2015 Forage and Livestock Field Day

Several HPWD staff members attended the Forage and Livestock Field Day on Thursday, July 9, 2015. This event was hosted by the Texas Alliance for Water Conservation (TAWC) and the Texas Coalition for Sustainable Integrated Systems at the Texas Tech Research Farm in New Deal, Texas. The day was filled with rain, several educational workshops, a chuck wagon lunch and a question and answer panel discussion.

Some of the workshops included: Soil quality and health, forage sorghum and annual forages, native grass pasture management, and beef cattle nutrition and research.

This sorghum silage feed ration sample was passed around for the workshop attendees to view.

This sorghum silage feed ration sample was passed around for the workshop attendees to view.

The first stop along the Forage and Livestock Field Day tour was the Texas Tech Beef Cattle Forage Nutrition and Research workshop hosted by Sara Trojan and Jhones Sarturi. At this workshop, HPWD learned that crude protein comes from native grasses or forages and is crucial to the growth of livestock animals, specifically beef cattle. Most native grasses are between seven and eight percent crude protein. However, as the summer progresses forages rapidly decline in quality and must be supplemented because a 550 pound beef cattle animal requires approximately 10 percent crude protein to gain one and a half pounds per day.

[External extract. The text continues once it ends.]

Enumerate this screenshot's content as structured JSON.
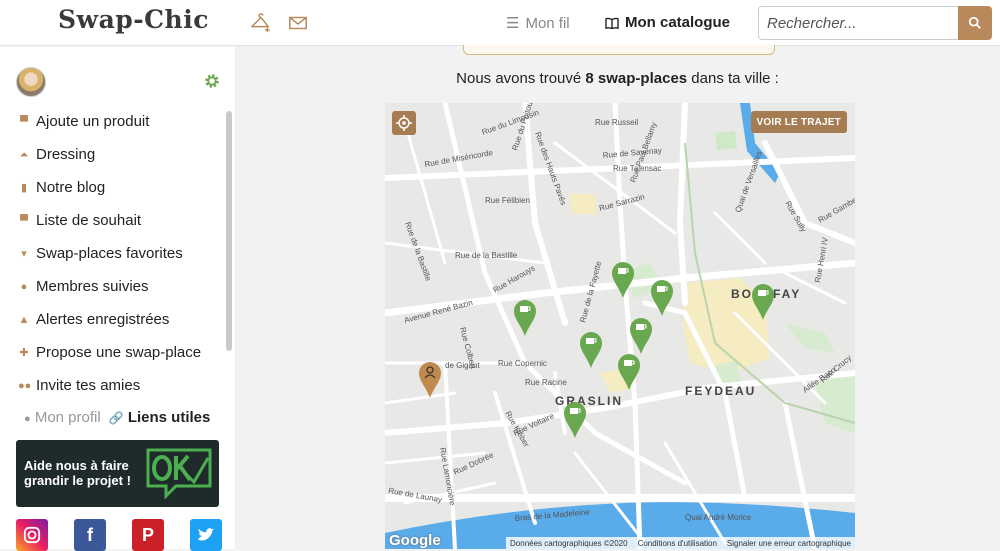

Texas A&M AgriLife Extension Agronomist Calvin Trostle presented sorghum plant samples from the Texas Tech University Research fields to the workshop attendees.

Texas A&M AgriLife Extension Agronomist Calvin Trostle presented sorghum plant samples from the Texas Tech University Research fields to the workshop attendees.

Next, HPWD attended the forage sorghum and annual forages workshop with Texas A&M AgriLife Extension Agronomists Jourdan Bell and Calvin Trostle. This workshop provided HPWD with insight on what aspects factor into the quality of sorghum forages. The quality of sorghum forages depend on the maturity at which they are harvested, fermentation, packing and chop length. Forage quality plays an important role in livestock diets; this is especially true for young livestock.

Additionally, sorghum forage tends to require less water than other forage crops such as corn and alfalfa. When managed properly, sorghum forage can use between 25 and 40 percent less water than corn and other forages. With water becoming a scarcity in many places, using less is a necessity.

“I call it the 15-15-15 guideline. In 15 years, 15 percent of the land will no longer be irrigated and the land that is still irrigated will be irrigated by 15 percent less. We are headed toward dry land farming so forage gives producers some options,” Trostle said.

NRCS Soil Scientist Kelley Attebury presented two soil samples to the workshop attendees to demonstrate different soil qualities.

NRCS Soil Scientist Kelley Attebury presented two soil samples to the workshop attendees to demonstrate different soil qualities.

Following the beneficial workshop about forages, HPWD had the opportunity to learn about soil health and quality. This workshop was hosted by National Resources Conservation Service (NRCS) Soil Scientist Kelley Attebury and Agriculture Research Service (ARS) Soil Microbiologist Veronica Acosta Martinez. Soil quality is separated into three components: physical, chemical and biological. Soil health depends on the quality of each component of the soil.

Soil health is important to sustainable agriculture so soil management is essential. There are four basic rules in managing soil health: Keep the soil covered as much as possible, disturb the soil as little as possible, keep plants growing throughout the year to feed the soil, and diversify as much as possible using crop rotation and cover crops. By following these four simple rules to soil health, the three components to soil quality should stay in balance providing healthy soil.

Finally, the HPWD crew attended a workshop regarding native grass pasture management. Hosted by West Texas A&M University Assistant Professor of Rangeland Resource Management Tim Steffens, this workshop taught HPWD about the different types of native grasses and their capacities. For example, buffalo grass is a low maintenance grass that requires little water while Bermuda grass requires high maintenance and is water intensive.

Furthermore, it is important when planting a range grass to understand the available resources, production requirements, functionality of the grass and needs of the livestock or producer.

The Forage and Livestock Field Day was a very educational experience for the HPWD crew. The workshops covered everything from the soil, to the plant, and finally to the finished product used in livestock feeding.

Thank you TAWC, Texas Coalition for Sustainable Integrated Systems and Texas Tech for all of your hard work in putting this together! More information about TAWC can be found at:  http://www.depts.ttu.edu/tawc/. More information about the Texas Coalition for Sustainable Integrated Systems can be found at: http://www.orgs.ttu.edu/forageresearch/.